TASK ITEM »
Please count the lines in the data below that mention the word "Settings", then give only the total.

Stored data
------------------------
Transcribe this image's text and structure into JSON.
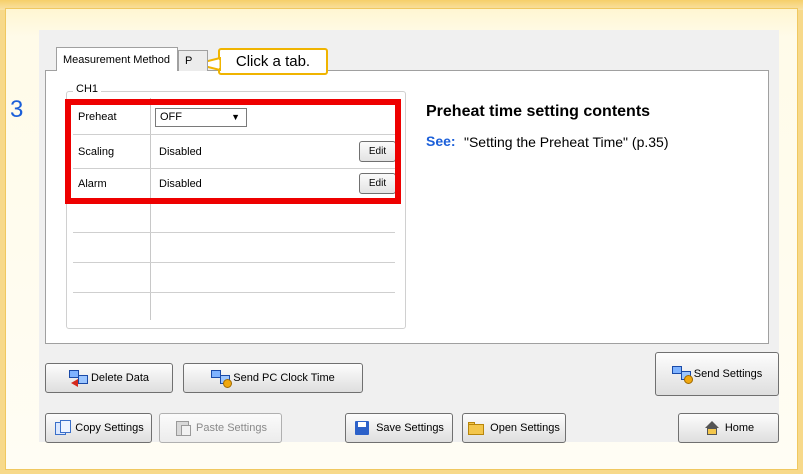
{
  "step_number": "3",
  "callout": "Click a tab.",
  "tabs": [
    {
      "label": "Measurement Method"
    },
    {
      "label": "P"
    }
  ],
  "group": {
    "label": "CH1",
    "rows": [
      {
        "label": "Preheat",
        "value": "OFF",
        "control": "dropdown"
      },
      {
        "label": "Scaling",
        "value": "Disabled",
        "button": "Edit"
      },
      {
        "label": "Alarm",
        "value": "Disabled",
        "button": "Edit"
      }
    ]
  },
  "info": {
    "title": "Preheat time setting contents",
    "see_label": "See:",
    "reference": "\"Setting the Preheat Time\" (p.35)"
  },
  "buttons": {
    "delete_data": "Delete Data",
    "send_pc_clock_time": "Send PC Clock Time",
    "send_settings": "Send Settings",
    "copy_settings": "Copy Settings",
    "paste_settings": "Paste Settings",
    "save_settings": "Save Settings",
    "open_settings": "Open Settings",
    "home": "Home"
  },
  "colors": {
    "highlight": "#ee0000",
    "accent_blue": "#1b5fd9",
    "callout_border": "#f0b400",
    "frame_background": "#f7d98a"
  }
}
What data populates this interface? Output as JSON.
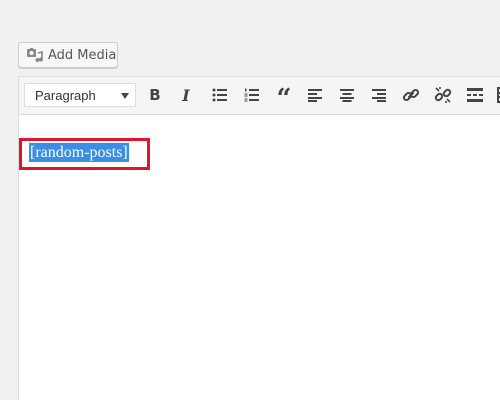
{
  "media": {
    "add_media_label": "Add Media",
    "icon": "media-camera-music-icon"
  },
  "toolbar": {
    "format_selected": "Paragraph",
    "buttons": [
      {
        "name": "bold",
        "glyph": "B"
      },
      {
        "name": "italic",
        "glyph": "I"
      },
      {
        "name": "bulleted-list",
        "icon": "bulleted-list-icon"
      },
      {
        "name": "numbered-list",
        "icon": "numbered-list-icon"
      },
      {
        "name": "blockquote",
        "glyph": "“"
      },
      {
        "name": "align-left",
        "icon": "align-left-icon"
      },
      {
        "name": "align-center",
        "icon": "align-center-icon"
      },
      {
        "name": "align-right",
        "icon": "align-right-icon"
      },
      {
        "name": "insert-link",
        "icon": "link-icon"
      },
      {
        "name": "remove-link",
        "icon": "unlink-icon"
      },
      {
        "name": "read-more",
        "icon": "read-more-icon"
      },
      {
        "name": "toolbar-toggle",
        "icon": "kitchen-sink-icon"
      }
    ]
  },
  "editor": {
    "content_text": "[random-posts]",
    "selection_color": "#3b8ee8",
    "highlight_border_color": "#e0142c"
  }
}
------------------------
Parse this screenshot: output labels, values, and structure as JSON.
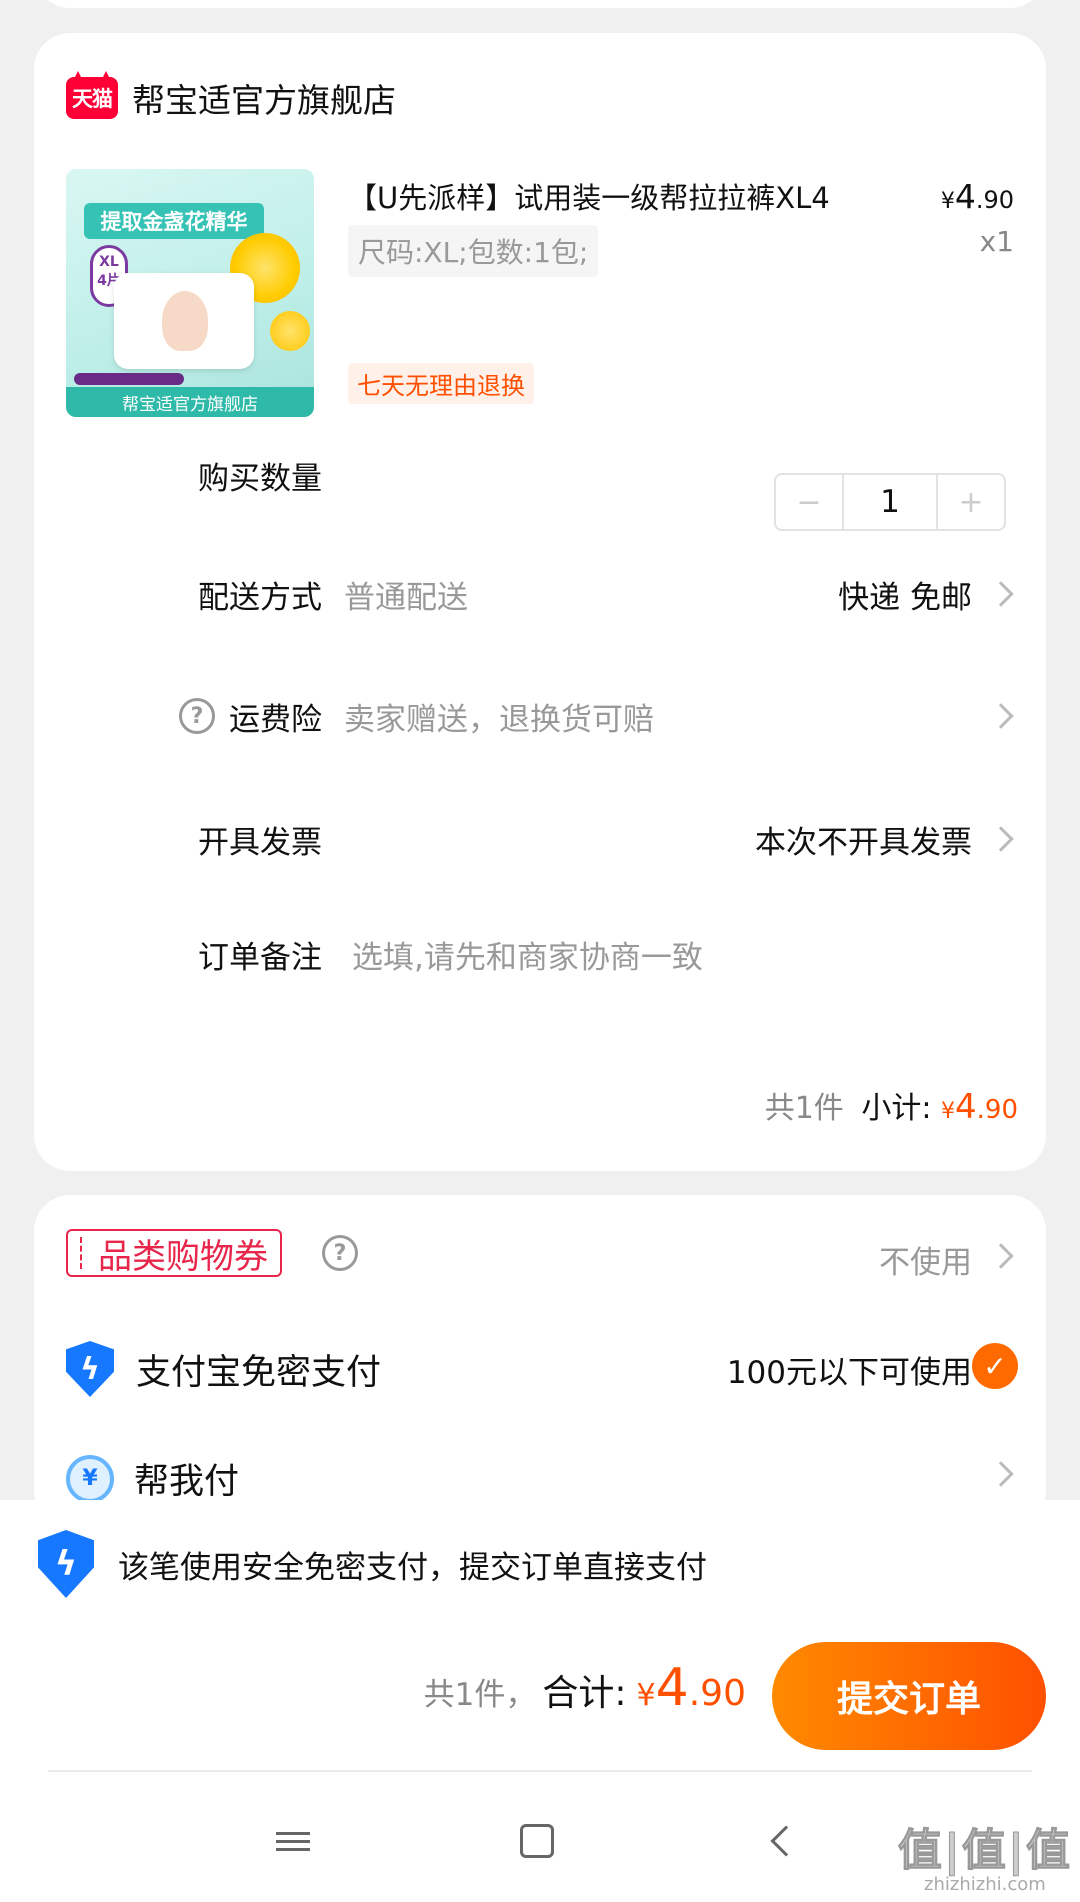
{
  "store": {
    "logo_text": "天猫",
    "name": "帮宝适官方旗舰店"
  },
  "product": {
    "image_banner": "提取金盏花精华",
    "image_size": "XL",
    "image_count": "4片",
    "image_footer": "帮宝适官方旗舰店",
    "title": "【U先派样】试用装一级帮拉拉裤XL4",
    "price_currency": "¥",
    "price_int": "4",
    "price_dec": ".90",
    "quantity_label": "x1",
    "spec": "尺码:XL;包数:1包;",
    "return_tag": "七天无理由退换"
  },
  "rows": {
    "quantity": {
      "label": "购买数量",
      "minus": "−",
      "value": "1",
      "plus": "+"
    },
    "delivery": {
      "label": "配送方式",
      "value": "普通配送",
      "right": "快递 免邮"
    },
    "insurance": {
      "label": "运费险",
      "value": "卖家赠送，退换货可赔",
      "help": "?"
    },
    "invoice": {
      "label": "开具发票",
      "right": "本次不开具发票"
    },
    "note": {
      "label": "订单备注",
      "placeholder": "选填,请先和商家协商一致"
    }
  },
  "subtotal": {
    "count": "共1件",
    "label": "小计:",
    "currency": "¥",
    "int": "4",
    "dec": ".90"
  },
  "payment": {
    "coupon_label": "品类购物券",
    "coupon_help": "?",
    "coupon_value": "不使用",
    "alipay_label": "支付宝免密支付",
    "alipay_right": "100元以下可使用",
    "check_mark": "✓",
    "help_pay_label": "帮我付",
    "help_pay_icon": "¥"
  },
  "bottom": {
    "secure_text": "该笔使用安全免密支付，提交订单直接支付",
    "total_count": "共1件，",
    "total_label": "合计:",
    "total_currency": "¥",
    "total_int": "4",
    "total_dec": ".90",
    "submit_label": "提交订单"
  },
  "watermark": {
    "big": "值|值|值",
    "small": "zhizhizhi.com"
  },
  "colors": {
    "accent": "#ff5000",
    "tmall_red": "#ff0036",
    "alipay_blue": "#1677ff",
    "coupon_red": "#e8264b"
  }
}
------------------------
ANSWER TO THE EXERCISE »
5